The advice that a writer should “kill all your darlings” has been variously attributed. William Faulkner, Allan Ginsberg, Oscar Wilde, GK Chesterton and Arthur Quiller-Couch all get a look-in. Stephen King approved the accepted wisdom in his book On Writing. “Kill your darlings, kill your darlings,” he said with the relish one would hope for from a master of horror. “Even when it breaks your egocentric little scribbler’s heart, kill your darlings.”
It’s easier said than done, though, a point proved by this new adaptation by King himself of his 2006 bestseller Lisey’s Story, for Apple TV+. Not a single thing – no matter how confusing, untelevisual or minor – has been left out of the 528-page novel, the tale of a wildly successful novelist whose mysterious healing powers apparently cannot save him from an assassin’s bullet and whose archive is left under the control of his grieving widow. It grew out of King’s experience of coming home after a long hospital stay (he was hit by a truck and nearly killed in 1999) to find that his wife had redesigned his studio and put all his papers away in boxes, as if he were already dead. He has always said it is the book most personal and precious to him. Thus, we may infer, no darlings were killed in the making of this eight-hour adaptation.
Julianne Moore stars as Lisey and it is she along with Joan Allen and Jennifer Jason Leigh as respectively her sisters Amanda (a mentally fragile individual slipping into catatonia) and Darla, who make the series in any way watchable. Mining the depths of rage and sorrow are what Moore does best (though her comic abilities go too often unremarked) but she gets little scope for doing so here because we spend so much time flashing backwards and forwards. We are taken into and out of her dreams of her dead husband Scott Landon (Clive Owen, slightly more convincing than usual) so often that there is hardly a chance for her to miss him at all.
Any hallucination-free moments she does have are spent battling Professor Dashiel (Ron Cephas Jones), who is desperate to comb Landon’s archive for precious unpublished manuscripts. This becomes a much bloodier battle when he enlists Jim Dooley (Dane DeHaan, managing to create some of the few chilling moments as a superfan teetering on the edge of madness) to help “persuade” her.
The series is overstuffed and airless. We move through a thick paste of schlocky supernatural suggestion, false memories, monsters, real memories more terrible than the monsters that stand in for them, repression and embarrassing intrusions of authorial ego. (“There has never been a writer who has so seamlessly blended the realistic and the fantastic,” announces Prof Dashiel in the opening scenes.)

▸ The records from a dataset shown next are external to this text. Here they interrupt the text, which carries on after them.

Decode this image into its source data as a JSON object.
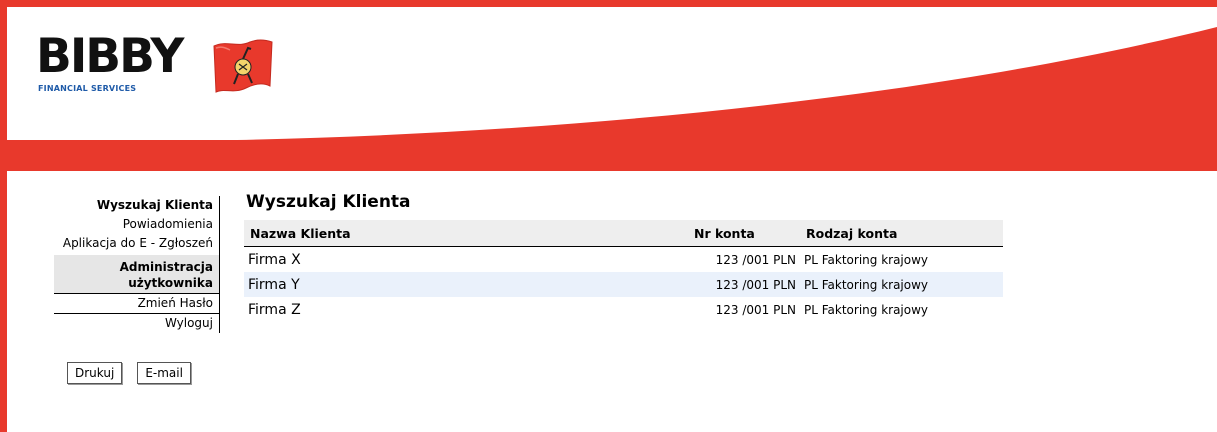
{
  "brand": {
    "logo_name": "BIBBY",
    "logo_subtitle": "FINANCIAL SERVICES",
    "accent_color": "#e8392c"
  },
  "sidebar": {
    "items": [
      {
        "label": "Wyszukaj Klienta"
      },
      {
        "label": "Powiadomienia"
      },
      {
        "label": "Aplikacja do E - Zgłoszeń"
      },
      {
        "label": "Administracja użytkownika"
      },
      {
        "label": "Zmień Hasło"
      },
      {
        "label": "Wyloguj"
      }
    ]
  },
  "actions": {
    "print_label": "Drukuj",
    "email_label": "E-mail"
  },
  "main": {
    "title": "Wyszukaj Klienta",
    "table": {
      "headers": [
        "Nazwa Klienta",
        "Nr konta",
        "Rodzaj konta"
      ],
      "rows": [
        {
          "name": "Firma X",
          "account": "123 /001 PLN",
          "type": "PL Faktoring krajowy"
        },
        {
          "name": "Firma Y",
          "account": "123 /001 PLN",
          "type": "PL Faktoring krajowy"
        },
        {
          "name": "Firma Z",
          "account": "123 /001 PLN",
          "type": "PL Faktoring krajowy"
        }
      ]
    }
  }
}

On top of that we must wade through grandiose ideas and themes: a pool with life-giving properties; self-mutilation; abusive childhoods; family stains and all the secretiveness and psychic malformation that follow. There is also, for some reason, an alternative realm to which some characters have learned to retreat (and occasionally forget they can do so).

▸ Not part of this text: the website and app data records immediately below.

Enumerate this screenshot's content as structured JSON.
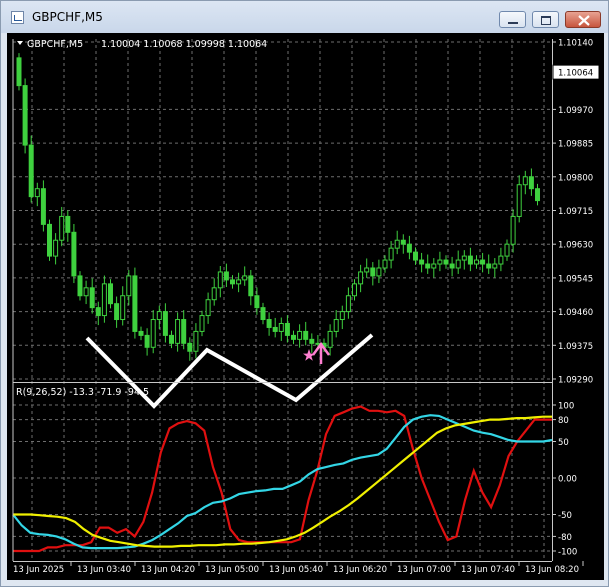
{
  "window": {
    "title": "GBPCHF,M5",
    "minimize_label": "minimize",
    "maximize_label": "maximize",
    "close_label": "close"
  },
  "chart_header": {
    "symbol": "GBPCHF,M5",
    "ohlc": "1.10004 1.10068 1.09998 1.10064"
  },
  "price_axis": {
    "ticks": [
      "1.10140",
      "1.10064",
      "1.09970",
      "1.09885",
      "1.09800",
      "1.09715",
      "1.09630",
      "1.09545",
      "1.09460",
      "1.09375",
      "1.09290"
    ],
    "current_price_label": "1.10064"
  },
  "indicator": {
    "label": "R(9,26,52) -13.3 -71.9 -94.5",
    "ticks": [
      "100",
      "80",
      "50",
      "0.00",
      "-50",
      "-80",
      "-100"
    ],
    "line_colors": {
      "fast": "#e01010",
      "medium": "#33d6e6",
      "slow": "#f0f000"
    }
  },
  "time_axis": {
    "labels": [
      "13 Jun 2025",
      "13 Jun 03:40",
      "13 Jun 04:20",
      "13 Jun 05:00",
      "13 Jun 05:40",
      "13 Jun 06:20",
      "13 Jun 07:00",
      "13 Jun 07:40",
      "13 Jun 08:20"
    ]
  },
  "colors": {
    "background": "#000000",
    "grid": "#6e6e6e",
    "candle": "#3fd13f",
    "text": "#ffffff",
    "pattern": "#ffffff",
    "signal": "#ff7fd0"
  },
  "icons": {
    "title_icon": "chart-window-icon",
    "signal_arrow": "up-arrow-icon",
    "signal_star": "star-icon"
  },
  "chart_data": [
    {
      "type": "candlestick",
      "title": "GBPCHF,M5",
      "y_range": [
        1.0929,
        1.1014
      ],
      "candles_close": [
        1.1003,
        1.0988,
        1.0975,
        1.0977,
        1.0968,
        1.096,
        1.0964,
        1.097,
        1.0966,
        1.0955,
        1.095,
        1.0952,
        1.0947,
        1.0945,
        1.0953,
        1.0948,
        1.0944,
        1.095,
        1.0955,
        1.0941,
        1.094,
        1.0937,
        1.0944,
        1.0946,
        1.094,
        1.0938,
        1.0944,
        1.0938,
        1.0936,
        1.0941,
        1.0945,
        1.0949,
        1.0952,
        1.0956,
        1.0954,
        1.0953,
        1.0954,
        1.0955,
        1.095,
        1.0947,
        1.0944,
        1.0942,
        1.0941,
        1.0943,
        1.094,
        1.0939,
        1.0941,
        1.0939,
        1.0938,
        1.0938,
        1.0937,
        1.0941,
        1.0944,
        1.0946,
        1.095,
        1.0953,
        1.0956,
        1.0957,
        1.0955,
        1.0957,
        1.0959,
        1.0962,
        1.0964,
        1.0963,
        1.0961,
        1.0959,
        1.0958,
        1.0957,
        1.0958,
        1.0959,
        1.0958,
        1.0957,
        1.0959,
        1.096,
        1.0958,
        1.0959,
        1.0958,
        1.0957,
        1.0958,
        1.096,
        1.0963,
        1.097,
        1.0978,
        1.098,
        1.0977,
        1.0974
      ],
      "pattern": "W (double bottom) drawn in white",
      "signal": "buy arrow with star near 13 Jun 05:40"
    },
    {
      "type": "line",
      "title": "R(9,26,52) -13.3 -71.9 -94.5",
      "y_range": [
        -100,
        100
      ],
      "series": [
        {
          "name": "R9",
          "color": "#e01010",
          "values": [
            -100,
            -100,
            -100,
            -100,
            -95,
            -95,
            -92,
            -92,
            -92,
            -88,
            -68,
            -68,
            -75,
            -70,
            -80,
            -60,
            -20,
            35,
            68,
            75,
            78,
            75,
            65,
            15,
            -20,
            -70,
            -85,
            -88,
            -88,
            -88,
            -88,
            -88,
            -88,
            -84,
            -30,
            10,
            60,
            85,
            90,
            95,
            98,
            92,
            92,
            90,
            92,
            85,
            40,
            0,
            -30,
            -60,
            -85,
            -80,
            -30,
            10,
            -20,
            -40,
            -10,
            30,
            50,
            65,
            80,
            80,
            80
          ]
        },
        {
          "name": "R26",
          "color": "#33d6e6",
          "values": [
            -50,
            -65,
            -75,
            -77,
            -78,
            -80,
            -84,
            -90,
            -95,
            -96,
            -96,
            -96,
            -96,
            -95,
            -94,
            -90,
            -85,
            -78,
            -70,
            -62,
            -52,
            -48,
            -40,
            -34,
            -32,
            -28,
            -22,
            -20,
            -18,
            -17,
            -15,
            -15,
            -10,
            -5,
            5,
            12,
            15,
            18,
            20,
            25,
            28,
            30,
            32,
            40,
            55,
            70,
            80,
            84,
            86,
            85,
            80,
            75,
            70,
            65,
            62,
            60,
            56,
            52,
            50,
            50,
            50,
            50,
            52
          ]
        },
        {
          "name": "R52",
          "color": "#f0f000",
          "values": [
            -50,
            -50,
            -50,
            -51,
            -52,
            -53,
            -55,
            -60,
            -70,
            -78,
            -82,
            -86,
            -88,
            -90,
            -92,
            -93,
            -94,
            -94,
            -94,
            -93,
            -93,
            -92,
            -92,
            -92,
            -91,
            -91,
            -90,
            -90,
            -89,
            -88,
            -86,
            -84,
            -80,
            -75,
            -68,
            -60,
            -52,
            -45,
            -37,
            -28,
            -18,
            -8,
            2,
            12,
            22,
            32,
            42,
            52,
            62,
            68,
            72,
            74,
            76,
            78,
            80,
            80,
            81,
            82,
            82,
            83,
            84,
            84
          ]
        }
      ]
    }
  ]
}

Add a relentlessly repetitive narrative structure, and the show is left with precious little space to let dread build, to make the scary things scary and the emotional things moving. Let alone time to explore the highways and byways of grief and how far the human heart will go to try and escape it. If you don’t mentally tap out before the second hour is up – well, good for you … and are you Stephen King?